◆ **Your assignment**
Pull every line that includes the word "Import" out of the data below and copy it.

Dataset rows for apps and sites:
════════
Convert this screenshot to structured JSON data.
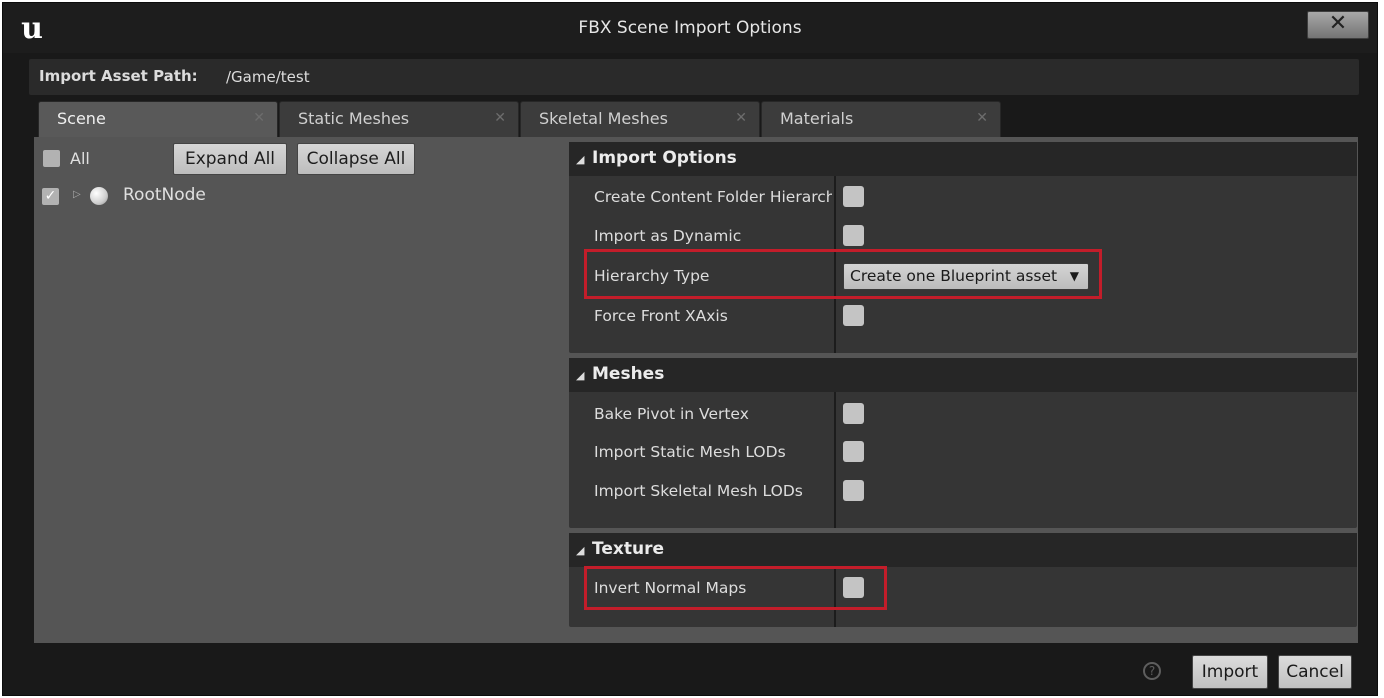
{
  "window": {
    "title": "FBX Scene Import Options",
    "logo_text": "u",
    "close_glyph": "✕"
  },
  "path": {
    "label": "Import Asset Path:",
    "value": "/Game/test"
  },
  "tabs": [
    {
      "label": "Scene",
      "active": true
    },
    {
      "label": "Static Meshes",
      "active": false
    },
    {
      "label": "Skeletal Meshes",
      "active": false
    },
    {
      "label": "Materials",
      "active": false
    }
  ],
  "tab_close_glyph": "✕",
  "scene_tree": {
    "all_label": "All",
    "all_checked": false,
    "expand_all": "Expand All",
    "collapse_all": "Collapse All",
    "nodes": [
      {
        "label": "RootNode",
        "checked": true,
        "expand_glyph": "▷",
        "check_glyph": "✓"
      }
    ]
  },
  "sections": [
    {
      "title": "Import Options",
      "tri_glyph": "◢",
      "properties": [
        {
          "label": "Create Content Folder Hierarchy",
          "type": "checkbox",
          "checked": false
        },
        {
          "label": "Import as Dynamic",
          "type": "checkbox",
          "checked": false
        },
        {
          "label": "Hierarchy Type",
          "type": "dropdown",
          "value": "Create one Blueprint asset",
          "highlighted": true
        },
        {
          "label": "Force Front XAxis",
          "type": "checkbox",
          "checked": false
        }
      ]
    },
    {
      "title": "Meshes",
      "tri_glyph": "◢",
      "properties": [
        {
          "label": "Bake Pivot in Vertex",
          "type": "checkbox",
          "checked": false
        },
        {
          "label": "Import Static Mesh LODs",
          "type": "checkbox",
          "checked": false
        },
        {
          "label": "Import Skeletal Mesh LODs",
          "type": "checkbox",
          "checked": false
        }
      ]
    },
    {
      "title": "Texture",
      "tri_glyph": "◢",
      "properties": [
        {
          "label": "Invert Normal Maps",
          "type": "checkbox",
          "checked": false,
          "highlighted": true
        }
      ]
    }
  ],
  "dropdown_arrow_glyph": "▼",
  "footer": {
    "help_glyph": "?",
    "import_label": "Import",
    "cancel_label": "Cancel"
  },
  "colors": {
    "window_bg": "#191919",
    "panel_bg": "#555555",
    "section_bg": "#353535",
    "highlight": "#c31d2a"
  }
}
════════
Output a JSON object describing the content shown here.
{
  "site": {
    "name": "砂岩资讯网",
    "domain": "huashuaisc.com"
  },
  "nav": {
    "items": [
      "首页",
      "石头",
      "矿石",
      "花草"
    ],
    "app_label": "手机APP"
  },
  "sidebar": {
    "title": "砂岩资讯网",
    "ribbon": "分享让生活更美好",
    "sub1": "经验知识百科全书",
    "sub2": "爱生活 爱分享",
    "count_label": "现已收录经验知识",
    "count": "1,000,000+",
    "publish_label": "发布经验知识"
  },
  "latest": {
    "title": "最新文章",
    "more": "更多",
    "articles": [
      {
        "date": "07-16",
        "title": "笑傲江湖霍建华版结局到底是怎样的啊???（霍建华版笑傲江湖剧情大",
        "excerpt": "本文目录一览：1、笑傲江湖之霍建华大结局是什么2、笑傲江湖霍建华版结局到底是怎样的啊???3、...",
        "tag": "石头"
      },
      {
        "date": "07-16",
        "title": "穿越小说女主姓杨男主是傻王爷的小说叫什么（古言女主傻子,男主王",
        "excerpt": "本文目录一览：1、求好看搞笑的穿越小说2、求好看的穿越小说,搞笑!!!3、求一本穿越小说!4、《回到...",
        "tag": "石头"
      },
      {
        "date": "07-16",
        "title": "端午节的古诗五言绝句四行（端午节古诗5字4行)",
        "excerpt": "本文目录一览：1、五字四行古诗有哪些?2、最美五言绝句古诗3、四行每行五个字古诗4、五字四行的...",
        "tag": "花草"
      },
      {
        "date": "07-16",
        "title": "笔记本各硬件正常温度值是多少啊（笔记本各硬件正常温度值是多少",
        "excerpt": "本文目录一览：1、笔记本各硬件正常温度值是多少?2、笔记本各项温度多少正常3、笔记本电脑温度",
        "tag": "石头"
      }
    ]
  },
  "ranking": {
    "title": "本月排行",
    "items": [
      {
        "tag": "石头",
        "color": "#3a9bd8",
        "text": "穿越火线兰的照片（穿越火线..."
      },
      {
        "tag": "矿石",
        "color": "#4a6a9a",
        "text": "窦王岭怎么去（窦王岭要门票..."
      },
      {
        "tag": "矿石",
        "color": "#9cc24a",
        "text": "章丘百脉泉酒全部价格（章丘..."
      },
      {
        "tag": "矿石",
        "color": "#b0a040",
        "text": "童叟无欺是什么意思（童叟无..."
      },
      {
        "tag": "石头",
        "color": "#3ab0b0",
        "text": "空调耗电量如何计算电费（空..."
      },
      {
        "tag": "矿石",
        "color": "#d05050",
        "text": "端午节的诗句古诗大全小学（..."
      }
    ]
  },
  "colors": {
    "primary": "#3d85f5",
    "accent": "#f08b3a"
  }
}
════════
◆ **Task answer**
    "title": "FBX Scene Import Options",
    "label": "Import Asset Path:",
      "title": "Import Options",
          "label": "Import as Dynamic",
          "label": "Import Static Mesh LODs",
          "label": "Import Skeletal Mesh LODs",
    "import_label": "Import",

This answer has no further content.